A handful of sports leagues and media companies are trying to intimidate the public when issuing inaccurate warnings about making "unauthorized" copies of their work, according to a complaint expected to be filed with the Federal Trade Commission.
The complaint, expected to be submitted Wednesday by the Computer & Communications Industry Association (CCIA), a trade group that represents such tech giants as Microsoft, Google and Yahoo, names the National Football League, Major League Baseball, NBC-Universal, Morgan Creek Productions, DreamWorks, Harcourt and Penguin.
An example of what CCIA is referring to is the little speech TV or radio announcers make during breaks in games. Most sports fans can recite at least a smidgen of the boilerplate.

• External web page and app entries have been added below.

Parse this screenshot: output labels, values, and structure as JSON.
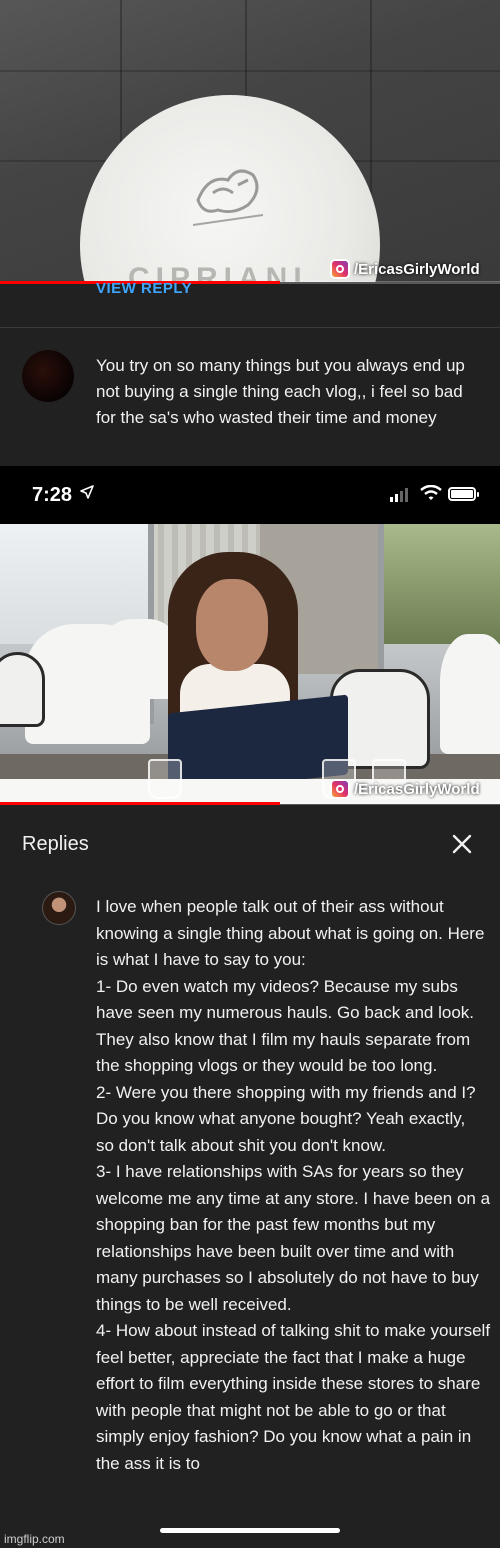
{
  "video_top": {
    "watermark": "/EricasGirlyWorld",
    "sign_text": "CIPRIANI",
    "progress": 0.56
  },
  "comment": {
    "view_reply_label": "VIEW REPLY",
    "text": "You try on so many things but you always end up not buying a single thing each vlog,, i feel so bad for the sa's who wasted their time and money"
  },
  "status_bar": {
    "time": "7:28",
    "location_icon": "location-arrow-icon",
    "signal_icon": "signal-bars-icon",
    "wifi_icon": "wifi-icon",
    "battery_icon": "battery-icon"
  },
  "video_bottom": {
    "watermark": "/EricasGirlyWorld",
    "progress": 0.56
  },
  "replies": {
    "title": "Replies",
    "close_icon": "close-icon",
    "reply_text": "I love when people talk out of their ass without knowing a single thing about what is going on. Here is what I have to say to you:\n1- Do even watch my videos? Because my subs have seen my numerous hauls. Go back and look. They also know that I film my hauls separate from the shopping vlogs or they would be too long.\n2- Were you there shopping with my friends and I? Do you know what anyone bought? Yeah exactly,  so don't talk about shit you don't know.\n3- I have relationships with SAs for years so they welcome me any time at any store. I have been on a shopping ban for the past few months but my relationships have been built over time and with many purchases so I absolutely do not have to buy things to be well received.\n4- How about instead of talking shit to make yourself feel better, appreciate the fact that I make a huge effort to film everything inside these stores to share with people that might not be able to go or that simply enjoy fashion? Do you know what a pain in the ass it is to"
  },
  "footer": {
    "imgflip": "imgflip.com"
  },
  "colors": {
    "background": "#212121",
    "link_blue": "#3ea6ff",
    "progress_red": "#ff0000"
  }
}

"Any rebroadcast, reproduction or other use of the pictures and accounts of this game without the express written consent of Major League Baseball is prohibited," is the MLB's copyright warning.
While the statements have become a tradition during professional football and baseball broadcasts, the CCIA claims such statements are false and are harmful to consumers and technology companies. Similar warnings can be found in books, CDs and DVDS, according to the CCIA.

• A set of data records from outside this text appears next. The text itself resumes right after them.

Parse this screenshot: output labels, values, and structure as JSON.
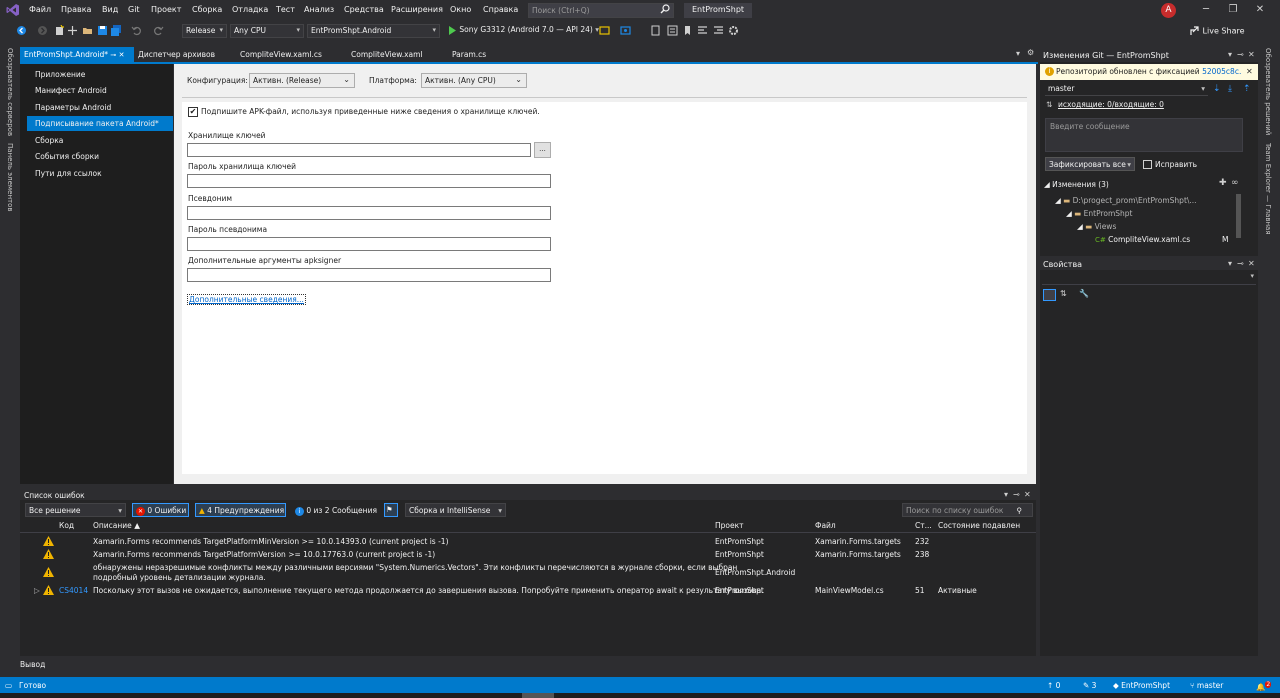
{
  "menu": {
    "items": [
      "Файл",
      "Правка",
      "Вид",
      "Git",
      "Проект",
      "Сборка",
      "Отладка",
      "Тест",
      "Анализ",
      "Средства",
      "Расширения",
      "Окно",
      "Справка"
    ],
    "search_placeholder": "Поиск (Ctrl+Q)",
    "project_title": "EntPromShpt",
    "avatar_letter": "A"
  },
  "toolbar": {
    "config": "Release",
    "platform": "Any CPU",
    "startup_project": "EntPromShpt.Android",
    "run_target": "Sony G3312 (Android 7.0 — API 24)",
    "live_share": "Live Share"
  },
  "side_strips": {
    "left_1": "Обозреватель серверов",
    "left_2": "Панель элементов",
    "right_1": "Обозреватель решений",
    "right_2": "Team Explorer — Главная"
  },
  "doc_tabs": [
    "EntPromShpt.Android*",
    "Диспетчер архивов",
    "CompliteView.xaml.cs",
    "CompliteView.xaml",
    "Param.cs"
  ],
  "nav": {
    "items": [
      "Приложение",
      "Манифест Android",
      "Параметры Android",
      "Подписывание пакета Android*",
      "Сборка",
      "События сборки",
      "Пути для ссылок"
    ],
    "selected_index": 3
  },
  "form": {
    "config_label": "Конфигурация:",
    "config_value": "Активн. (Release)",
    "platform_label": "Платформа:",
    "platform_value": "Активн. (Any CPU)",
    "sign_checkbox_label": "Подпишите APK-файл, используя приведенные ниже сведения о хранилище ключей.",
    "sign_checked": true,
    "keystore_label": "Хранилище ключей",
    "browse_label": "...",
    "keystore_password_label": "Пароль хранилища ключей",
    "alias_label": "Псевдоним",
    "alias_password_label": "Пароль псевдонима",
    "apksigner_label": "Дополнительные аргументы apksigner",
    "more_info_link": "Дополнительные сведения..."
  },
  "git": {
    "title": "Изменения Git — EntPromShpt",
    "info_text": "Репозиторий обновлен с фиксацией ",
    "info_commit": "52005c8c.",
    "branch": "master",
    "sync_text": "исходящие: 0/входящие: 0",
    "message_placeholder": "Введите сообщение",
    "commit_button": "Зафиксировать все",
    "amend_label": "Исправить",
    "changes_header": "Изменения (3)",
    "tree": [
      "D:\\progect_prom\\EntPromShpt\\...",
      "EntPromShpt",
      "Views",
      "CompliteView.xaml.cs"
    ],
    "file_status": "M"
  },
  "properties": {
    "title": "Свойства"
  },
  "errors": {
    "title": "Список ошибок",
    "scope": "Все решение",
    "errors_btn": "0 Ошибки",
    "warnings_btn": "4 Предупреждения",
    "messages_btn": "0 из 2 Сообщения",
    "build_filter": "Сборка и IntelliSense",
    "search_placeholder": "Поиск по списку ошибок",
    "columns": [
      "Код",
      "Описание",
      "Проект",
      "Файл",
      "Ст...",
      "Состояние подавлен"
    ],
    "rows": [
      {
        "code": "",
        "desc": "Xamarin.Forms recommends TargetPlatformMinVersion >= 10.0.14393.0 (current project is -1)",
        "desc2": "",
        "project": "EntPromShpt",
        "file": "Xamarin.Forms.targets",
        "line": "232",
        "state": ""
      },
      {
        "code": "",
        "desc": "Xamarin.Forms recommends TargetPlatformVersion >= 10.0.17763.0 (current project is -1)",
        "desc2": "",
        "project": "EntPromShpt",
        "file": "Xamarin.Forms.targets",
        "line": "238",
        "state": ""
      },
      {
        "code": "",
        "desc": "обнаружены неразрешимые конфликты между различными версиями \"System.Numerics.Vectors\". Эти конфликты перечисляются в журнале сборки, если выбран",
        "desc2": "подробный уровень детализации журнала.",
        "project": "EntPromShpt.Android",
        "file": "",
        "line": "",
        "state": ""
      },
      {
        "code": "CS4014",
        "desc": "Поскольку этот вызов не ожидается, выполнение текущего метода продолжается до завершения вызова. Попробуйте применить оператор await к результату вызова.",
        "desc2": "",
        "project": "EntPromShpt",
        "file": "MainViewModel.cs",
        "line": "51",
        "state": "Активные"
      }
    ]
  },
  "output_label": "Вывод",
  "status": {
    "ready": "Готово",
    "up": "0",
    "pencil": "3",
    "repo": "EntPromShpt",
    "branch": "master",
    "bell": "2"
  }
}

"These warnings intimidate average people and hinder free expression," the CCIA in a statement. "They depict as illegal many legitimate and beneficial uses made possible by the high-tech industry, and cast a pall over the high-tech marketplace...These ubiquitous statements often include gross misrepresentations of federal law and characterize as unlawful acts that are explicitly permitted by law."

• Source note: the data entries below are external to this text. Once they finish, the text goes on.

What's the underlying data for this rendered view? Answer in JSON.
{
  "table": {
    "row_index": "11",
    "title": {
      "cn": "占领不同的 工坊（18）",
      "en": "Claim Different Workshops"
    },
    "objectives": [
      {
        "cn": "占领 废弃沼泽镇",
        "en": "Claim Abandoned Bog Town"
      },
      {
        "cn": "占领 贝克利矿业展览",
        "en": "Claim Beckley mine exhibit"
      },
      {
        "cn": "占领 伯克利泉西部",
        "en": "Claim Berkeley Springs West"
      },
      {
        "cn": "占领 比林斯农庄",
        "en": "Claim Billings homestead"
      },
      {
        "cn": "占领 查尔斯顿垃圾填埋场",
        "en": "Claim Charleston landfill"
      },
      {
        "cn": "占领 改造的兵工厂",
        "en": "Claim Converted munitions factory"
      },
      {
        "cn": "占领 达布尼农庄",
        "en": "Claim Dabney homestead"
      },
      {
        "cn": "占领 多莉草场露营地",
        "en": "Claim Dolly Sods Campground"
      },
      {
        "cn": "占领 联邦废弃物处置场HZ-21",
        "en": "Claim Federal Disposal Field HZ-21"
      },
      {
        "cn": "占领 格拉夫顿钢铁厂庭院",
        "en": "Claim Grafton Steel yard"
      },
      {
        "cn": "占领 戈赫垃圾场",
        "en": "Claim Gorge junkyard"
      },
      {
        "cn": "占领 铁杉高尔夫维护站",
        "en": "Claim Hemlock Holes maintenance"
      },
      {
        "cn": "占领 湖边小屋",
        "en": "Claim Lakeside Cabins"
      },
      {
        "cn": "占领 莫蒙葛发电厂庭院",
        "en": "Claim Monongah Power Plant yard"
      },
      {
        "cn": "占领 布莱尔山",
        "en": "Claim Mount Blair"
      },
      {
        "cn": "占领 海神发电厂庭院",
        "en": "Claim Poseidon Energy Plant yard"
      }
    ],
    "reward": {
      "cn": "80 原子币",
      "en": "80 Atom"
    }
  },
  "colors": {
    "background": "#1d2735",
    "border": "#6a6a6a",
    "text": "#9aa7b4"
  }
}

CCIA has asked the FTC to put an end to such practices.
Mark Litvack, a copyright attorney at the Los Angeles firm of Manatt, Phelps & Phillips, said that he doubts CCIA is going to get anywhere with the complaint.
"In most of the warnings, all they are saying is that unauthorized copying is illegal and it almost always is," said Litvack, who has represented such copyright owners as Sony, Time Warner and Disney. "For example, you're allowed to make a backup copy for your own use. I'm not aware of any law that says you are allowed to make a copy to share with a friend. That has never been held to be legal."
It's unlikely that many people pay attention to the copyright warnings. But if the issue seems a tad granular, it's only the latest example of how far tech companies and copyright holders are willing to go to defend their turf in the ongoing battle over copyright law.
Copyright is one of the burning issues in Silicon Valley and Hollywood, with court cases such as the one between YouTube and Viacom and the motion picture's copyright suit against TorrentSpy, a BitTorrent search engine.